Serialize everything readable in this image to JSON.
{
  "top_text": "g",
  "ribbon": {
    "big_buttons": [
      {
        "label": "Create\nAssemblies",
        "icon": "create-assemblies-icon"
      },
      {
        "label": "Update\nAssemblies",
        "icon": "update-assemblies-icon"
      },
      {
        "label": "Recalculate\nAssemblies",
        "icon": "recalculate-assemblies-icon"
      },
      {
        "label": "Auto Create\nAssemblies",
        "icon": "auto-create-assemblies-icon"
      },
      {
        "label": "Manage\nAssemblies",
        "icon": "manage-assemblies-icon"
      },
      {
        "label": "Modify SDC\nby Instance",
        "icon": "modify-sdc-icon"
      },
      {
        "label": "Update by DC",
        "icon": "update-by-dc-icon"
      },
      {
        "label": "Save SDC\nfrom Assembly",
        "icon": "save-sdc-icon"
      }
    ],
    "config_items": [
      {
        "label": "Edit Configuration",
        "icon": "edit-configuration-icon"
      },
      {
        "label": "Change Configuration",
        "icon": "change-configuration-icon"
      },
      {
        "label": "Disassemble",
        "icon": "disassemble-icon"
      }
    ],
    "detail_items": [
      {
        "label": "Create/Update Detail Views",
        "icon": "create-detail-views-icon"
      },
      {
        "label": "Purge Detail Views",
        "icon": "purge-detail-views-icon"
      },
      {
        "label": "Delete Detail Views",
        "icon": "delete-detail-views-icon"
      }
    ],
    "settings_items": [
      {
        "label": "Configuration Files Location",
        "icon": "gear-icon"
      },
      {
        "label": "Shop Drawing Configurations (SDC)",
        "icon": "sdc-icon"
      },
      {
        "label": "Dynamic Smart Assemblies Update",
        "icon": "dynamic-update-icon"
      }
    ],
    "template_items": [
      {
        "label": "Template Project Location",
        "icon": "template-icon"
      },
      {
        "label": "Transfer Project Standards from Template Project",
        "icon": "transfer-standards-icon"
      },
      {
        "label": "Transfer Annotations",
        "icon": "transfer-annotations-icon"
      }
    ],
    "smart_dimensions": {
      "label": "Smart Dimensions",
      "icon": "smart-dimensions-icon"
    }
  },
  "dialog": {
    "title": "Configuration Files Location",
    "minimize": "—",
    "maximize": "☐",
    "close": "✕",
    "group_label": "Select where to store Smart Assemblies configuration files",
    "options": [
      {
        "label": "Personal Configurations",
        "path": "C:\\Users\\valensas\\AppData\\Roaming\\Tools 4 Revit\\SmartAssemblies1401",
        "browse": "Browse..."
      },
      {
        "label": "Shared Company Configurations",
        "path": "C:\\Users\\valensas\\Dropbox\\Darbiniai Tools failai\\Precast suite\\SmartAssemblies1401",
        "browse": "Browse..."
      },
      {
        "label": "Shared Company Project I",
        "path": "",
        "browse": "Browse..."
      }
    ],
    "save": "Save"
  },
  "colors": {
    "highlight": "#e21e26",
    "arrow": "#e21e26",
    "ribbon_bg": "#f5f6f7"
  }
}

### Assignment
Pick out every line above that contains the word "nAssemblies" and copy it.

### Solution below
        "label": "Create\nAssemblies",
        "label": "Update\nAssemblies",
        "label": "Recalculate\nAssemblies",
        "label": "Auto Create\nAssemblies",
        "label": "Manage\nAssemblies",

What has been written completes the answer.